Jan. 30, 2024 By Iryna Shkurhan
A political newcomer from Astoria announced last week that he is running to represent western Queens in the state assembly—drawing a swift rebuke from incumbent Zohran Mamdani.
Steven T. Beard, in an extensive declaration on X, outlined his vision for the 36th District in an almost 4,000-word post that discussed issues ranging from the housing shortage to animal rights. But several paragraphs towards the end pertained to his pro-Israel stance, which jolted the incumbent assembly member, who has been vocally pro-Palestine.
Beard expressed solidarity with Israel under a section of his post that he labeled “miscellaneous policies” and expressed opposition to a bill introduced by Mamdani, called “Not on our Dime!” that seeks to prohibit nonprofit organizations from financially supporting Israeli settlement activity. He also expressed his opposition to BDS (Boycott, Divestment and Sanctions), a movement that seeks to apply pressure on Israel until it withdraws from the occupied territories.
“BDS policies will not bring peace to the Middle East, nor will such policies bring an end to the violence or the policies which are the subject of the “Not on our dime” bill,” said Beard on X. “I believe we must stand with Israel in their response to the October 7th terrorist attacks.”
Mamdani, who was arrested at a rally calling for a ceasefire in October, and later participated in a five day hunger strike in Washington D.C for the cause, responded to Beard’s announcement with a video message on Instagram two days later.
“In his announcement, he didn’t have a coherent vision for the future of our neighborhoods. But he did make it clear that he’d spent some time on one issue in particular, Israel and Palestine,” Mamdani said in the video he shared on Jan. 28. “Now for months we’ve known that right wing billionaire backed PACs have been looking to make an example out of me, and any politics that seeks to extend humanity to Palestinians. And that they’re willing to spend buckets of money to do so. And here we how have that opportunity for them.”
He also criticized Beard for referring to the casualties in Gaza as “collateral damage.”
This will be the first time since getting elected in 2021 that Mamdani, who identifies as a democratic-socialist, faces a primary. Mandani has taken on a range of progressive causes since taking office such as spearheading a fare-free pilot bus program that successfully launched in September and advocating for taxi workers saddled with extensive debt.
But Beard says that “the district needs an advocate, not an activist” to represent western Queens in Albany and promote a vision for the state.

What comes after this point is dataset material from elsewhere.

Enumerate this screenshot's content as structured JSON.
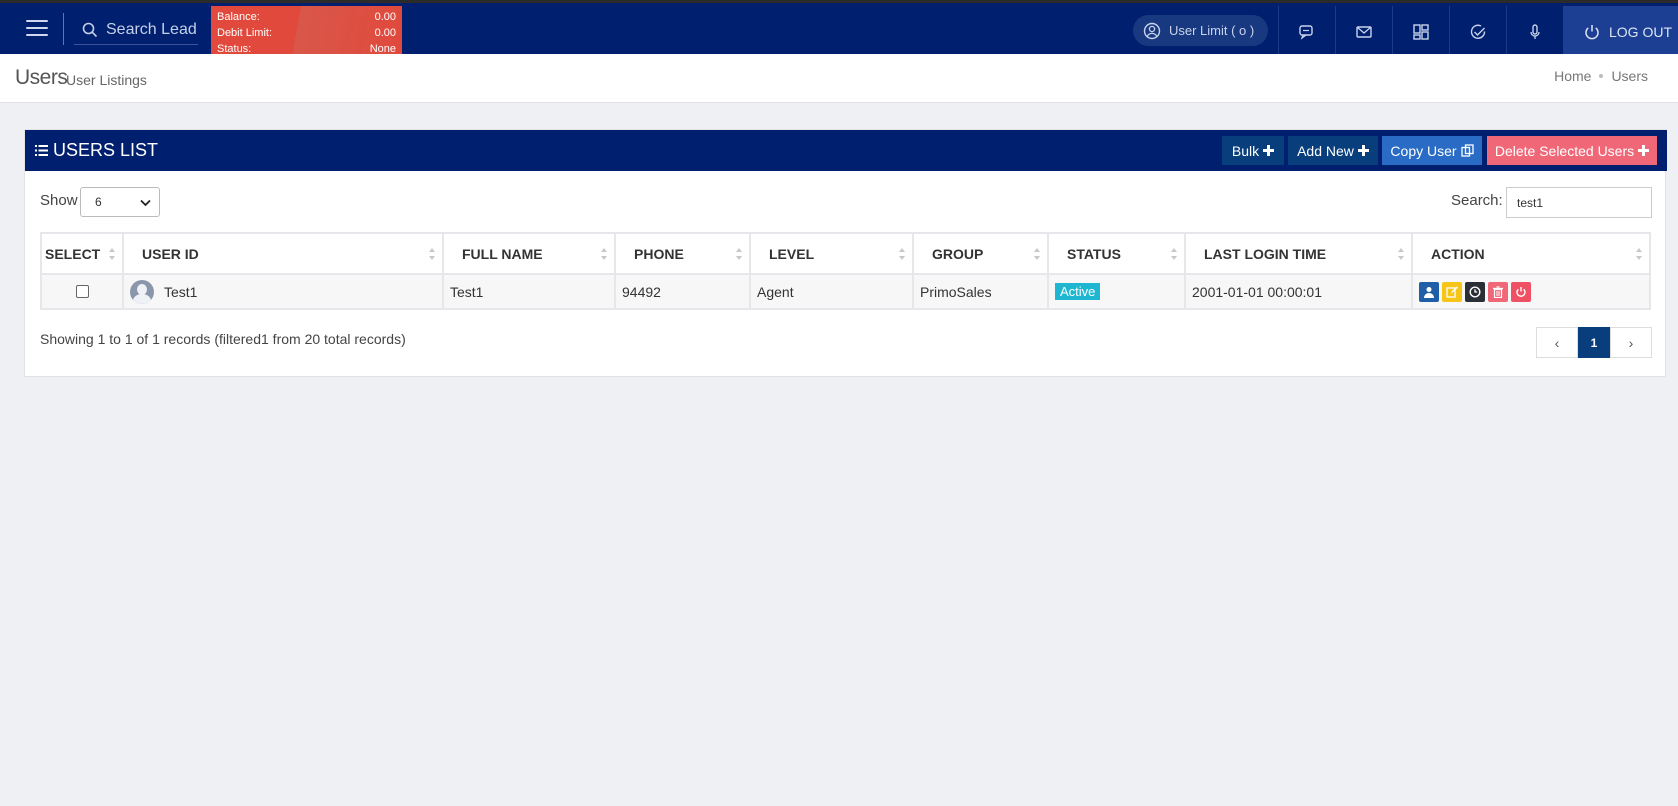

Currently Beard is an attorney at Coran & Ober, a small law firm based in Flushing that focuses on commercial and real estate cases. He graduated from CUNY Law School in 2012, and received a bachelor’s in political science and women’s studies from Hunter College in 2009.
Beard ran unsuccessfully for office earlier this year for the Queens 6th Municipal Court District judge position.
His lengthy announcement discussed supporting small businesses in the neighborhood via commercial rent stabilization, increasing transportation options in the form of high-speed rail across the state and benchmarking the minimum wage with inflation.
The majority of the other issues listed under his miscellaneous section had to do with animals, such as advocating for legal protections for street cats and making all animal shelters across the state no-kill shelters. Tucked between the animal rights issues, he proposed increasing taxes for those who earn more than $1 million a year.
For housing, he expressed support for legalizing accessory dwelling units and basement apartments across the state to create more housing stock. He also expressed support for Good Cause Eviction legislation, which Mamdani also rallied for last year to be included in the state budget.
Since Beard announced his run, Mamdani has asked his supporters for campaign donations ahead of this year’s election on social media. His team also sent out a text blast on Monday asking for campaign donations now that a challenge to his campaign is “officially real” after months of rumors.
“Now we have an entirely different campaign that we have to run,” voiced Mamdani in his video response. “One that demands supplies, staff, technology, and all of these things immediately so that we can not only get on the ballot but make it clear that we’re going to be contesting this primary in a very serious way.”